Students had a high perception of risk for both the potential harm of alcohol (98 percent), prescription drugs (96 percent) and marijuana and alternative cigarettes (91 percent) among the eighth-graders surveyed. They felt parents and peers agreed about the harm of the substances, but only 85 percent felt their peers viewed e-cigs as potentially harmful.
Trends from high school students surveyed showed a “drastic increase” of 5 percent in the use of alternative cigarettes among freshmen. Juniors, however, reported a 9-percent decrease in alcohol use and a 13-percent decrease in recent marijuana use at the time of last year’s survey. Seniors showed an increase in the recent use of all substances except for prescription drugs — with alcohol up by 6 percent, marijuana by 9 percent and alternative cigarettes up by 35 percent. Prescription drug use decreased by 6 percent.
School Committee member Kevin Lynam asked if the perception of risk anticipates future behavior. Peruccio said in some respects it does, at least for first-time use.
“As you get older, there are many different factors that would also have an effect on use,” she said. “But the perception of risk would definitely be a huge factor in their use.”
She argued that is almost certainly the case with prescription drug use because of education programs.
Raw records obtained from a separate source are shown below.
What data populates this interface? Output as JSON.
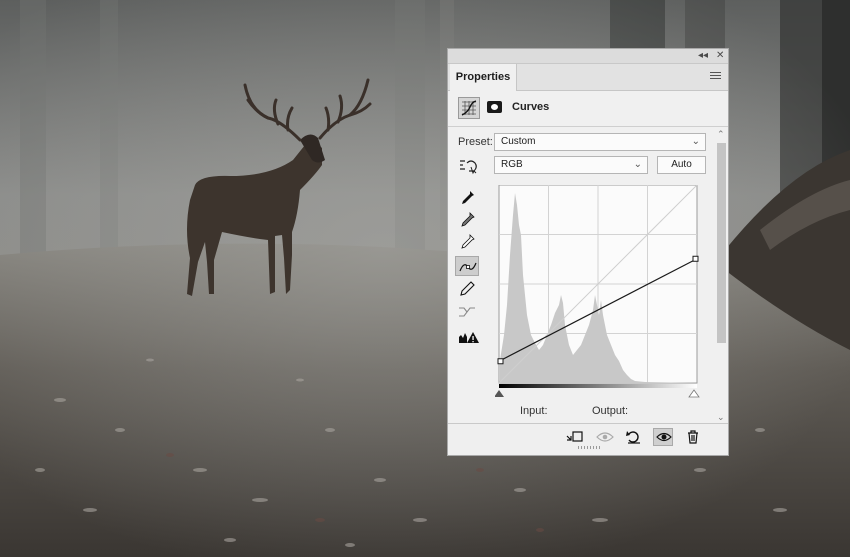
{
  "panel": {
    "tab_label": "Properties",
    "collapse_glyph": "◂◂",
    "close_glyph": "✕",
    "adjustment_title": "Curves",
    "preset_label": "Preset:",
    "preset_value": "Custom",
    "channel_value": "RGB",
    "auto_label": "Auto",
    "input_label": "Input:",
    "output_label": "Output:",
    "tools": [
      "sample-in-image-icon",
      "black-point-eyedropper-icon",
      "gray-point-eyedropper-icon",
      "white-point-eyedropper-icon",
      "curve-points-icon",
      "pencil-icon",
      "smooth-icon",
      "clipping-warning-icon"
    ],
    "bottom_icons": [
      "clip-to-layer-icon",
      "view-previous-icon",
      "reset-icon",
      "toggle-visibility-icon",
      "delete-icon"
    ]
  },
  "curve": {
    "points": [
      [
        0,
        28
      ],
      [
        255,
        160
      ]
    ],
    "range": [
      0,
      255
    ]
  },
  "colors": {
    "panel_bg": "#f0f0f0",
    "histogram": "#c8c8c8",
    "curve_line": "#1a1a1a"
  }
}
“We don’t have enough information about alternative cigarettes, we don’t have enough information about how harmful they are,” Peruccio. “We can tell a student that they are harmful — they do have tobacco in them and they have many different side effects — but to them, they may see it as less harmful and they may want to use it more.”